BRIEF:
State how many lines in the records hold the word "paragraph", giving the number and no other text.

Records drawn from a dataset:
··········
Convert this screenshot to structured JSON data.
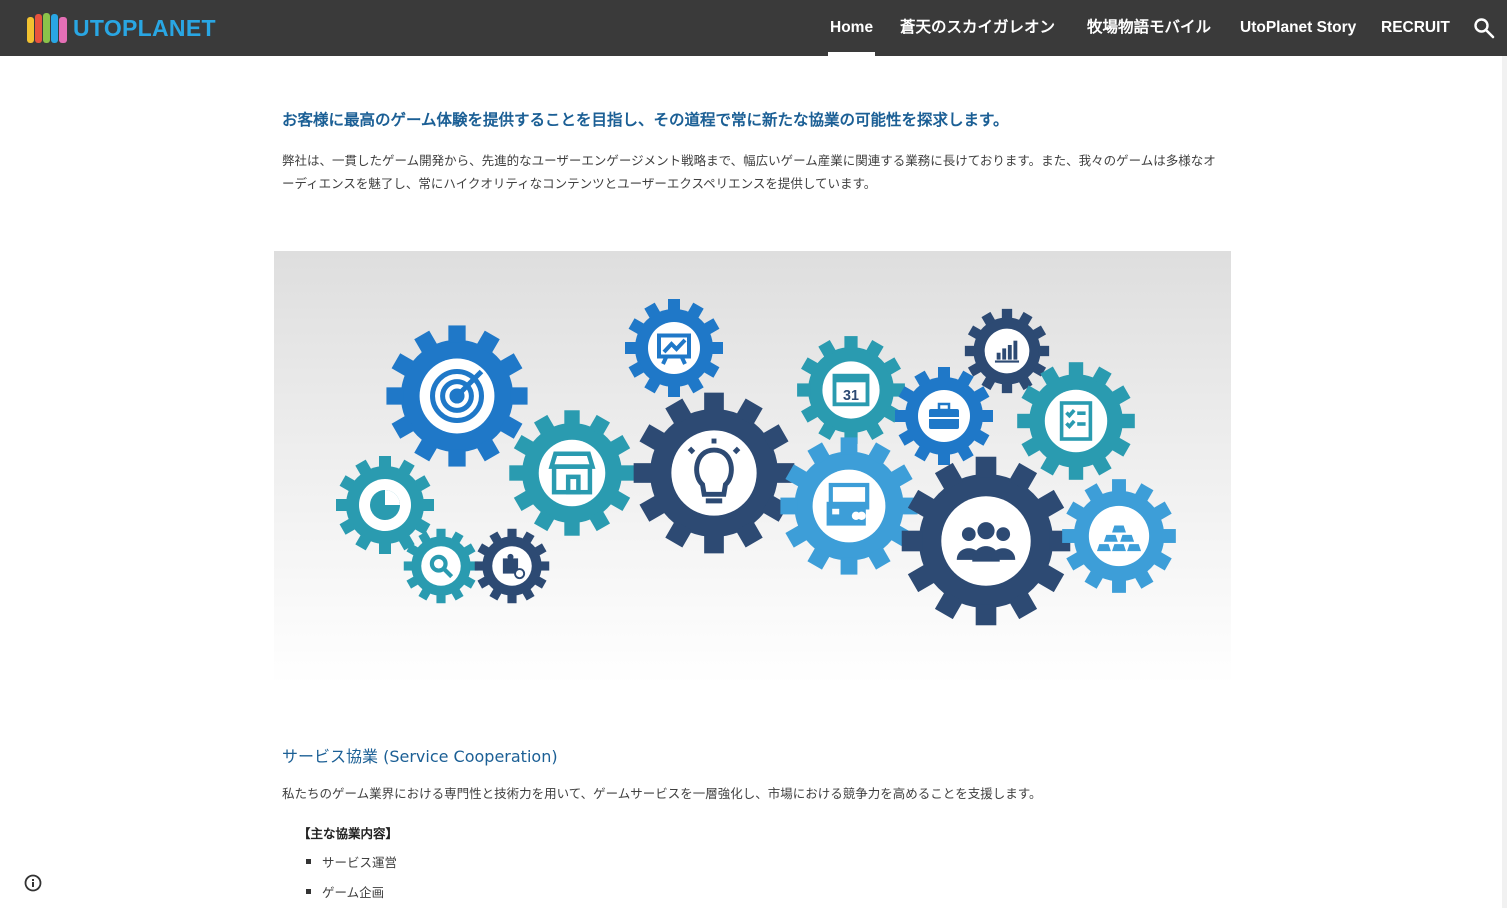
{
  "header": {
    "logo_text": "UTOPLANET",
    "nav": [
      {
        "label": "Home",
        "active": true
      },
      {
        "label": "蒼天のスカイガレオン",
        "active": false
      },
      {
        "label": "牧場物語モバイル",
        "active": false
      },
      {
        "label": "UtoPlanet Story",
        "active": false
      },
      {
        "label": "RECRUIT",
        "active": false
      }
    ],
    "search_icon": "search-icon"
  },
  "intro": {
    "heading": "お客様に最高のゲーム体験を提供することを目指し、その道程で常に新たな協業の可能性を探求します。",
    "paragraph": "弊社は、一貫したゲーム開発から、先進的なユーザーエンゲージメント戦略まで、幅広いゲーム産業に関連する業務に長けております。また、我々のゲームは多様なオーディエンスを魅了し、常にハイクオリティなコンテンツとユーザーエクスペリエンスを提供しています。"
  },
  "hero_image": {
    "icons": [
      "target-icon",
      "presentation-icon",
      "store-icon",
      "lightbulb-icon",
      "pie-chart-icon",
      "magnifier-icon",
      "puzzle-icon",
      "calendar-icon",
      "briefcase-icon",
      "bar-chart-icon",
      "checklist-icon",
      "credit-card-icon",
      "team-icon",
      "gold-bars-icon"
    ],
    "calendar_day": "31",
    "colors": {
      "dark": "#2d4a73",
      "blue": "#1f78c8",
      "teal": "#2a9bb0",
      "light": "#3d9ed8"
    }
  },
  "service": {
    "heading": "サービス協業 (Service Cooperation)",
    "paragraph": "私たちのゲーム業界における専門性と技術力を用いて、ゲームサービスを一層強化し、市場における競争力を高めることを支援します。",
    "list_title": "【主な協業内容】",
    "items": [
      "サービス運営",
      "ゲーム企画"
    ]
  },
  "colors": {
    "header_bg": "#3a3a3a",
    "heading": "#1b5f95",
    "logo": "#29a6e3",
    "text": "#404040"
  }
}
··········
YOUR RESPONSE:
2